Supplied data
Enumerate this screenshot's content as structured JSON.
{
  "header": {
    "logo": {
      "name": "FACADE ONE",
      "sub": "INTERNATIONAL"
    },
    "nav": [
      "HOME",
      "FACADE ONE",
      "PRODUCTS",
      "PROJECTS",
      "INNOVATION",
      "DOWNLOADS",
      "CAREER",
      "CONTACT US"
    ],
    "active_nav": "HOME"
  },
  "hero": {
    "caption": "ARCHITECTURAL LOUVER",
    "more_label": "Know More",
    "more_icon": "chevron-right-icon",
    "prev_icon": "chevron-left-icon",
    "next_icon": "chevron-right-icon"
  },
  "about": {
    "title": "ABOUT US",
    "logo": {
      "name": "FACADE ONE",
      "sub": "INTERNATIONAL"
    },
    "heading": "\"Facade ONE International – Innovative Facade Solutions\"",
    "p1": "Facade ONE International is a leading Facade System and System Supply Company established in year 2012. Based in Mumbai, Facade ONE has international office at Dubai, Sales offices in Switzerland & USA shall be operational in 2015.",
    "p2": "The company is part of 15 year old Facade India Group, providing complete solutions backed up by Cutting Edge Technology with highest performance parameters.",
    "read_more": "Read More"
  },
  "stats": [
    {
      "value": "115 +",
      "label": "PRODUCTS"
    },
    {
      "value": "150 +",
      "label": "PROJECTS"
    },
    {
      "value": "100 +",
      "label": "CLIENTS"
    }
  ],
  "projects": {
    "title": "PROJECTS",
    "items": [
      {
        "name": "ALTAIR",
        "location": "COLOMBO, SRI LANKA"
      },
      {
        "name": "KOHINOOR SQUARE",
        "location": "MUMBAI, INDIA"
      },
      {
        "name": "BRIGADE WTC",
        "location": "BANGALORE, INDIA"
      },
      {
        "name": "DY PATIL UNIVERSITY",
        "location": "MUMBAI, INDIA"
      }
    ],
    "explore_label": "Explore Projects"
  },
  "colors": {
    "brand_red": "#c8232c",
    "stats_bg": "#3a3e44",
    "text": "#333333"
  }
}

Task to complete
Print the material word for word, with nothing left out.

Answer box
Enumerate this screenshot's content as structured JSON.
{
  "header": {
    "logo": {
      "name": "FACADE ONE",
      "sub": "INTERNATIONAL"
    },
    "nav": [
      "HOME",
      "FACADE ONE",
      "PRODUCTS",
      "PROJECTS",
      "INNOVATION",
      "DOWNLOADS",
      "CAREER",
      "CONTACT US"
    ],
    "active_nav": "HOME"
  },
  "hero": {
    "caption": "ARCHITECTURAL LOUVER",
    "more_label": "Know More",
    "more_icon": "chevron-right-icon",
    "prev_icon": "chevron-left-icon",
    "next_icon": "chevron-right-icon"
  },
  "about": {
    "title": "ABOUT US",
    "logo": {
      "name": "FACADE ONE",
      "sub": "INTERNATIONAL"
    },
    "heading": "\"Facade ONE International – Innovative Facade Solutions\"",
    "p1": "Facade ONE International is a leading Facade System and System Supply Company established in year 2012. Based in Mumbai, Facade ONE has international office at Dubai, Sales offices in Switzerland & USA shall be operational in 2015.",
    "p2": "The company is part of 15 year old Facade India Group, providing complete solutions backed up by Cutting Edge Technology with highest performance parameters.",
    "read_more": "Read More"
  },
  "stats": [
    {
      "value": "115 +",
      "label": "PRODUCTS"
    },
    {
      "value": "150 +",
      "label": "PROJECTS"
    },
    {
      "value": "100 +",
      "label": "CLIENTS"
    }
  ],
  "projects": {
    "title": "PROJECTS",
    "items": [
      {
        "name": "ALTAIR",
        "location": "COLOMBO, SRI LANKA"
      },
      {
        "name": "KOHINOOR SQUARE",
        "location": "MUMBAI, INDIA"
      },
      {
        "name": "BRIGADE WTC",
        "location": "BANGALORE, INDIA"
      },
      {
        "name": "DY PATIL UNIVERSITY",
        "location": "MUMBAI, INDIA"
      }
    ],
    "explore_label": "Explore Projects"
  },
  "colors": {
    "brand_red": "#c8232c",
    "stats_bg": "#3a3e44",
    "text": "#333333"
  }
}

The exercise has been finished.